, Volume 6, Issue 1, pp 56-68,
Open Access This content is freely available online to anyone, anywhere at any time.
Date: 22 Jan 2014

Fractured Identity: A Framework for Understanding Young Asian American Women’s Self-harm and Suicidal Behaviors

Abstract

Despite the high suicide rate among young Asian American women, the reasons for this phenomenon remain unclear. This qualitative study explored the family experiences of 16 young Asian American women who are children of immigrants and report a history of self-harm and/or suicidal behaviors. Our findings suggest that the participants experienced multiple types of “disempowering parenting styles” that are characterized as: abusive, burdening, culturally disjointed, disengaged, and gender-prescriptive parenting. Tied to these family dynamics is the double bind that participants suffer. Exposed to multiple types of negative parenting, the women felt paralyzed by opposing forces, caught between a deep desire to satisfy their parents’ expectations as well as societal expectations and to simultaneously rebel against the image of “the perfect Asian woman.” Torn by the double bind, these women developed a “fractured identity,” which led to the use of “unsafe coping” strategies. Trapped in a “web of pain,” the young women suffered alone and engaged in self-harm and suicidal behaviors.

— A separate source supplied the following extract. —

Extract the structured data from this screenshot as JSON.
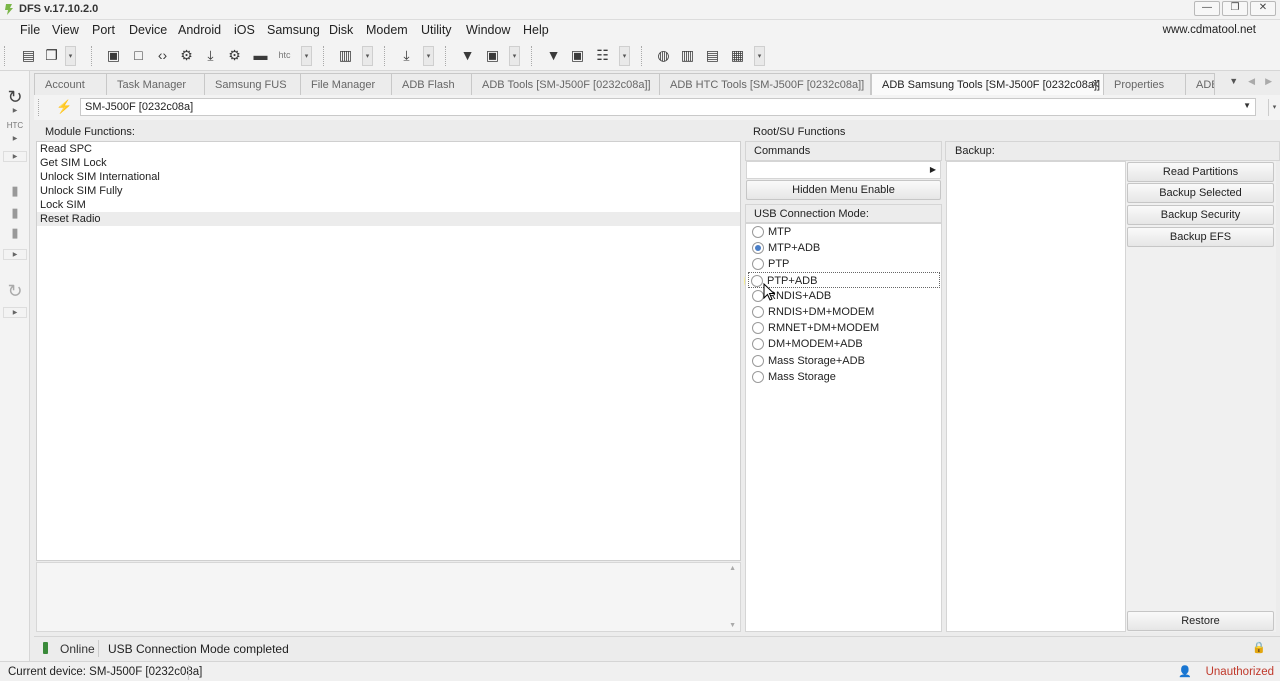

This paper was presented at the 141st American Public Health Association Annual Meeting in Boston, MA, on November 4, 2013.